-------- Exercise input --------

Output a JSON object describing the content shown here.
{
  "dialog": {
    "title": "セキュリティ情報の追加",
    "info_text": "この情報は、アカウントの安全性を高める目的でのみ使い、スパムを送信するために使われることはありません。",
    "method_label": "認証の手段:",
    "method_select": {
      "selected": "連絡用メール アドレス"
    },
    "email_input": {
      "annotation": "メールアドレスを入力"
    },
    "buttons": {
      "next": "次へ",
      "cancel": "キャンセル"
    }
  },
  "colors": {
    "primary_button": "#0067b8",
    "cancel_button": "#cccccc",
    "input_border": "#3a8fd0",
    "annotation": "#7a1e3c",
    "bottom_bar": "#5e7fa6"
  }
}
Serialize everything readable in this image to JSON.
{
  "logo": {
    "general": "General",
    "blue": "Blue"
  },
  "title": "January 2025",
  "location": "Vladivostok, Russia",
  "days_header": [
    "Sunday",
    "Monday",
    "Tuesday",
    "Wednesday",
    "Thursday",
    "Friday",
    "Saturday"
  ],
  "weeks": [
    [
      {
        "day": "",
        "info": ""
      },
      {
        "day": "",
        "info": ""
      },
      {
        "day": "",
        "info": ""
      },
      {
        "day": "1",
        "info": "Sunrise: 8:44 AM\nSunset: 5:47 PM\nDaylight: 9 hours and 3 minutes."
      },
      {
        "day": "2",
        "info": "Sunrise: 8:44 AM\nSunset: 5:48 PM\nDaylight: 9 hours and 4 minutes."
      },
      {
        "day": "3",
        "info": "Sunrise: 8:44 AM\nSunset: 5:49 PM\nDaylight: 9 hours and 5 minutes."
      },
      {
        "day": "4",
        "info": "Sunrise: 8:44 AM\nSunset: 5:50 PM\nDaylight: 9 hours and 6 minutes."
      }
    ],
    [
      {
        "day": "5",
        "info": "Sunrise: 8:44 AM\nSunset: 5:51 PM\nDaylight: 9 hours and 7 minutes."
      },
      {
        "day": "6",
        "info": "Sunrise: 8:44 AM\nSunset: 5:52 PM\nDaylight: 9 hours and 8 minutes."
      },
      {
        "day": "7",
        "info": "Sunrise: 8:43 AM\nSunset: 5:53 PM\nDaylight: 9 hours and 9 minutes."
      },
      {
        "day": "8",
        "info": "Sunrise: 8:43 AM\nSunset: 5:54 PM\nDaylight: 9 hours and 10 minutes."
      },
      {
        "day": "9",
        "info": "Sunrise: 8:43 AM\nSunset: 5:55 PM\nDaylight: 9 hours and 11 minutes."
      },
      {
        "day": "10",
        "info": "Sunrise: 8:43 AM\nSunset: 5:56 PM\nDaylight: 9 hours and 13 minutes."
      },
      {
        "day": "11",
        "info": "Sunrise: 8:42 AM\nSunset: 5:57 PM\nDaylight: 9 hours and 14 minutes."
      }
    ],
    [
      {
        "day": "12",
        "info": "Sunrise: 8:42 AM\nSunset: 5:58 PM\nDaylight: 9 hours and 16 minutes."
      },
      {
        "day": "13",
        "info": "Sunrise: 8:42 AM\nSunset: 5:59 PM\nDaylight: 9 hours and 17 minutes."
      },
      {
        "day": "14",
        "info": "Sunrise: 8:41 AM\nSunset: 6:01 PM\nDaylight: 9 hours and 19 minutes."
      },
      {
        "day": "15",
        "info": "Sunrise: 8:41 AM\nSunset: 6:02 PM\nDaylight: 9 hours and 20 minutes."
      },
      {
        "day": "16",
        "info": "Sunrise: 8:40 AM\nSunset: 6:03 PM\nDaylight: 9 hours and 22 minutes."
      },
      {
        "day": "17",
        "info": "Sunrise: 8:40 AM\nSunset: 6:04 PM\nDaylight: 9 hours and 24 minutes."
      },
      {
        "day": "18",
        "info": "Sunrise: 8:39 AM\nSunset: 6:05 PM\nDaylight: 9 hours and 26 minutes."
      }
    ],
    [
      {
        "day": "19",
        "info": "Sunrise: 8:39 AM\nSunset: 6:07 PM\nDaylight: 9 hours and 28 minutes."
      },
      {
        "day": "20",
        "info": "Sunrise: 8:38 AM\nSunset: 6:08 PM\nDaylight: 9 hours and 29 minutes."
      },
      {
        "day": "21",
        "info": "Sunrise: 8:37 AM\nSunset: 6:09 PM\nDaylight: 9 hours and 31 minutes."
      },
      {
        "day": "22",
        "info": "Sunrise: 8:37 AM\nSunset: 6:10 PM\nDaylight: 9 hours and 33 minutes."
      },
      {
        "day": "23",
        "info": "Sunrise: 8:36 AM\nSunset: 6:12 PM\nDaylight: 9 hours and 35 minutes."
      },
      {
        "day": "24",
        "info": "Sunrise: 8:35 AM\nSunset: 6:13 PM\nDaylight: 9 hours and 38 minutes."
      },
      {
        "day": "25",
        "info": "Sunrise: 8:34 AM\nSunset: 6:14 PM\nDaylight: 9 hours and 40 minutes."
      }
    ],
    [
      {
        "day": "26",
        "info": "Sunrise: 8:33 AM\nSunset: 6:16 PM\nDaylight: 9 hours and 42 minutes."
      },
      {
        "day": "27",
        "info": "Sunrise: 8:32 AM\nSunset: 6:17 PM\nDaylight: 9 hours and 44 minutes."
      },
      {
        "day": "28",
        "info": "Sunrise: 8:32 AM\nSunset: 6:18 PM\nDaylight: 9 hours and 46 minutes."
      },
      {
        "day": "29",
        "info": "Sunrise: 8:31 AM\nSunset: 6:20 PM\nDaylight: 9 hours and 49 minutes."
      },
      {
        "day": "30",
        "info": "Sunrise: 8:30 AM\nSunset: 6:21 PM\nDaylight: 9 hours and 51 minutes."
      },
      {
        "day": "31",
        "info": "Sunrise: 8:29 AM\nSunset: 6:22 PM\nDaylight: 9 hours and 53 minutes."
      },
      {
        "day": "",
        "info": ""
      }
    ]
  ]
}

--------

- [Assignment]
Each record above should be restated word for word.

- [Solved problem]
Output a JSON object describing the content shown here.
{
  "dialog": {
    "title": "セキュリティ情報の追加",
    "info_text": "この情報は、アカウントの安全性を高める目的でのみ使い、スパムを送信するために使われることはありません。",
    "method_label": "認証の手段:",
    "method_select": {
      "selected": "連絡用メール アドレス"
    },
    "email_input": {
      "annotation": "メールアドレスを入力"
    },
    "buttons": {
      "next": "次へ",
      "cancel": "キャンセル"
    }
  },
  "colors": {
    "primary_button": "#0067b8",
    "cancel_button": "#cccccc",
    "input_border": "#3a8fd0",
    "annotation": "#7a1e3c",
    "bottom_bar": "#5e7fa6"
  }
}
Serialize everything readable in this image to JSON.
{
  "logo": {
    "general": "General",
    "blue": "Blue"
  },
  "title": "January 2025",
  "location": "Vladivostok, Russia",
  "days_header": [
    "Sunday",
    "Monday",
    "Tuesday",
    "Wednesday",
    "Thursday",
    "Friday",
    "Saturday"
  ],
  "weeks": [
    [
      {
        "day": "",
        "info": ""
      },
      {
        "day": "",
        "info": ""
      },
      {
        "day": "",
        "info": ""
      },
      {
        "day": "1",
        "info": "Sunrise: 8:44 AM\nSunset: 5:47 PM\nDaylight: 9 hours and 3 minutes."
      },
      {
        "day": "2",
        "info": "Sunrise: 8:44 AM\nSunset: 5:48 PM\nDaylight: 9 hours and 4 minutes."
      },
      {
        "day": "3",
        "info": "Sunrise: 8:44 AM\nSunset: 5:49 PM\nDaylight: 9 hours and 5 minutes."
      },
      {
        "day": "4",
        "info": "Sunrise: 8:44 AM\nSunset: 5:50 PM\nDaylight: 9 hours and 6 minutes."
      }
    ],
    [
      {
        "day": "5",
        "info": "Sunrise: 8:44 AM\nSunset: 5:51 PM\nDaylight: 9 hours and 7 minutes."
      },
      {
        "day": "6",
        "info": "Sunrise: 8:44 AM\nSunset: 5:52 PM\nDaylight: 9 hours and 8 minutes."
      },
      {
        "day": "7",
        "info": "Sunrise: 8:43 AM\nSunset: 5:53 PM\nDaylight: 9 hours and 9 minutes."
      },
      {
        "day": "8",
        "info": "Sunrise: 8:43 AM\nSunset: 5:54 PM\nDaylight: 9 hours and 10 minutes."
      },
      {
        "day": "9",
        "info": "Sunrise: 8:43 AM\nSunset: 5:55 PM\nDaylight: 9 hours and 11 minutes."
      },
      {
        "day": "10",
        "info": "Sunrise: 8:43 AM\nSunset: 5:56 PM\nDaylight: 9 hours and 13 minutes."
      },
      {
        "day": "11",
        "info": "Sunrise: 8:42 AM\nSunset: 5:57 PM\nDaylight: 9 hours and 14 minutes."
      }
    ],
    [
      {
        "day": "12",
        "info": "Sunrise: 8:42 AM\nSunset: 5:58 PM\nDaylight: 9 hours and 16 minutes."
      },
      {
        "day": "13",
        "info": "Sunrise: 8:42 AM\nSunset: 5:59 PM\nDaylight: 9 hours and 17 minutes."
      },
      {
        "day": "14",
        "info": "Sunrise: 8:41 AM\nSunset: 6:01 PM\nDaylight: 9 hours and 19 minutes."
      },
      {
        "day": "15",
        "info": "Sunrise: 8:41 AM\nSunset: 6:02 PM\nDaylight: 9 hours and 20 minutes."
      },
      {
        "day": "16",
        "info": "Sunrise: 8:40 AM\nSunset: 6:03 PM\nDaylight: 9 hours and 22 minutes."
      },
      {
        "day": "17",
        "info": "Sunrise: 8:40 AM\nSunset: 6:04 PM\nDaylight: 9 hours and 24 minutes."
      },
      {
        "day": "18",
        "info": "Sunrise: 8:39 AM\nSunset: 6:05 PM\nDaylight: 9 hours and 26 minutes."
      }
    ],
    [
      {
        "day": "19",
        "info": "Sunrise: 8:39 AM\nSunset: 6:07 PM\nDaylight: 9 hours and 28 minutes."
      },
      {
        "day": "20",
        "info": "Sunrise: 8:38 AM\nSunset: 6:08 PM\nDaylight: 9 hours and 29 minutes."
      },
      {
        "day": "21",
        "info": "Sunrise: 8:37 AM\nSunset: 6:09 PM\nDaylight: 9 hours and 31 minutes."
      },
      {
        "day": "22",
        "info": "Sunrise: 8:37 AM\nSunset: 6:10 PM\nDaylight: 9 hours and 33 minutes."
      },
      {
        "day": "23",
        "info": "Sunrise: 8:36 AM\nSunset: 6:12 PM\nDaylight: 9 hours and 35 minutes."
      },
      {
        "day": "24",
        "info": "Sunrise: 8:35 AM\nSunset: 6:13 PM\nDaylight: 9 hours and 38 minutes."
      },
      {
        "day": "25",
        "info": "Sunrise: 8:34 AM\nSunset: 6:14 PM\nDaylight: 9 hours and 40 minutes."
      }
    ],
    [
      {
        "day": "26",
        "info": "Sunrise: 8:33 AM\nSunset: 6:16 PM\nDaylight: 9 hours and 42 minutes."
      },
      {
        "day": "27",
        "info": "Sunrise: 8:32 AM\nSunset: 6:17 PM\nDaylight: 9 hours and 44 minutes."
      },
      {
        "day": "28",
        "info": "Sunrise: 8:32 AM\nSunset: 6:18 PM\nDaylight: 9 hours and 46 minutes."
      },
      {
        "day": "29",
        "info": "Sunrise: 8:31 AM\nSunset: 6:20 PM\nDaylight: 9 hours and 49 minutes."
      },
      {
        "day": "30",
        "info": "Sunrise: 8:30 AM\nSunset: 6:21 PM\nDaylight: 9 hours and 51 minutes."
      },
      {
        "day": "31",
        "info": "Sunrise: 8:29 AM\nSunset: 6:22 PM\nDaylight: 9 hours and 53 minutes."
      },
      {
        "day": "",
        "info": ""
      }
    ]
  ]
}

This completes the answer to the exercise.